1 tablespoon Garlic Powder

1 tablespoon ground Black Pepper

1 tablespoon Table Salt

1 teaspoon Thyme

½ teaspoon Chilli Powder ( you can add more if you like it hotter )

You can roast your ribs quite quickly at around 400 F / 200 C / Gas mark 6 for an hour. You will get a nice caramelised result but the meat will not fall off the bone. Pitmasters will use the low heat and smoke from the embers of their charcoal fires to smoke and roast their ribs at the same time in covered pits or barbecue broilers. So exactly how long do weed need to cook our ribs ?

Harold McGee is a scientist who has done more perhaps than anyone else to bring empirical science to the kitchen and analyse recipes and correct many cookery myths. In his of the ‘ Curious Cook ‘ column, in the New York Times, he advised the slow cooking of ribs to reduce moisture loss, baking them for six to eight hours at an oven temperature of ninety-five centigrade. The downside to his technique is it uses specialist equipment, so in a home kitchen, we need to find a compromise.

My Perfect Ribs

So the secret is slow cooking and the result incredibly tender meat that falls off the bone. If you do not have a huge, fancy American all singing and dancing grill and broiler that slow smokes and cooks your ribs do not worry you can braise them in the oven with the following recipe.
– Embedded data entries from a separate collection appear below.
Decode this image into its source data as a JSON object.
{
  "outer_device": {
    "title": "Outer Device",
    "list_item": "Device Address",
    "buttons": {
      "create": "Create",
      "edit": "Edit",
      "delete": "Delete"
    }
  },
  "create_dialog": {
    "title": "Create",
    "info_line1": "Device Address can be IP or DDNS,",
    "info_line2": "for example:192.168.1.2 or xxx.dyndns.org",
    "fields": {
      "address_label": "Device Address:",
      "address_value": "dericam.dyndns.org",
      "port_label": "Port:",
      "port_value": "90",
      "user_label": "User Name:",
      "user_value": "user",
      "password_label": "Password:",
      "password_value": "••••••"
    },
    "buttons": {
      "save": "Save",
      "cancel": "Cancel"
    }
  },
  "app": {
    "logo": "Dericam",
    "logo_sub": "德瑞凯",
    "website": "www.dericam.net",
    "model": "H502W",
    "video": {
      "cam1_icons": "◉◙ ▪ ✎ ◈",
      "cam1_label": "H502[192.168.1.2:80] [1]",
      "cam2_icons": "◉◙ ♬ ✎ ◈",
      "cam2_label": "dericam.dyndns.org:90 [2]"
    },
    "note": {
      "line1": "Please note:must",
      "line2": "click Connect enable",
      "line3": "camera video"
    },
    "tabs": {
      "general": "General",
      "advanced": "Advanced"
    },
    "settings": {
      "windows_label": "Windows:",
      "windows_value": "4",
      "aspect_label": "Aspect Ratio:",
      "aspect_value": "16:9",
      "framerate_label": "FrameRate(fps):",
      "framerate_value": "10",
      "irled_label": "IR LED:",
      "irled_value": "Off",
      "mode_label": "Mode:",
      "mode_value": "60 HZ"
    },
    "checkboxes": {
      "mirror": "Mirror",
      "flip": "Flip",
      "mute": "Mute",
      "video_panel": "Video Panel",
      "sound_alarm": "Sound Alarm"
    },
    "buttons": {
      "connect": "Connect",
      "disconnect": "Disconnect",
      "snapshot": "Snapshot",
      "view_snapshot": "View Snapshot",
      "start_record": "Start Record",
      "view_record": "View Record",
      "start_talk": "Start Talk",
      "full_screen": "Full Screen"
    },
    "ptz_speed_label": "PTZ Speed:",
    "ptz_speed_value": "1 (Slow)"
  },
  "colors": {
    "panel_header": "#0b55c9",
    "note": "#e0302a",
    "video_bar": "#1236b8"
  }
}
This recipe is cooked a temperature a little higher than the really slow cooked ribs and uses just about any flavourings you wish, just substitute your personal choice for rub and barbecue sauce.

4 Racks of Baby back Pork Ribs

200 ml your favourite BBQ Sauce

4 tablespoons of all-purpose rib rub

Ask your butcher to remove the membrane on the back of the racks which is often left on and can be tough. Wash off your ribs and pat them dry with kitchen paper. Place in a large tray and liberally sprinkle on both sides with a dry rub or just plenty of sea salt and freshly ground black pepper if you prefer. Work the rub into the meat with your fingers and cover and refrigerate for two to four hours to allow the flavours of the rub to develop, you can leave them up to twelve hours preparing them the day before cooking.

Preheat your oven to 275 F / 140 C / Gas mark 1. Transfer the ribs to a deep baking tray and pour in sufficient water to cover the bottom of the tray to a depth of about one centimetre. Place the ribs, meat side down, in baking dishes. Cover the baking dishes with silver foil and place in the oven. This will cook the ribs by braising them in the own juices with the rub flavourings and help keep the meat moist.

If your racks are trimmed and quite small check them after about three and a half hours. The meat should be very tender, if not replace the cover and return to the oven for another half an hour. Carefully drain off the cooking liquor, which can be used as a stock in spicy bean soup and cover the ribs with barbecue sauce. Turn up the oven to 350 F / 180 C / Gas mark 4 and cook for twenty to thirty more minutes so that the sauce is bubbling and sticky and nicely caramelised. Alternatively, when the ribs are cooked you can let them cool in the barbecue sauce then reheat them under a grill or on a char grill or barbecue, turning often to prevent the sugars in the barbecue sauce from burning. The barbecue gives a wonderful smoky finish.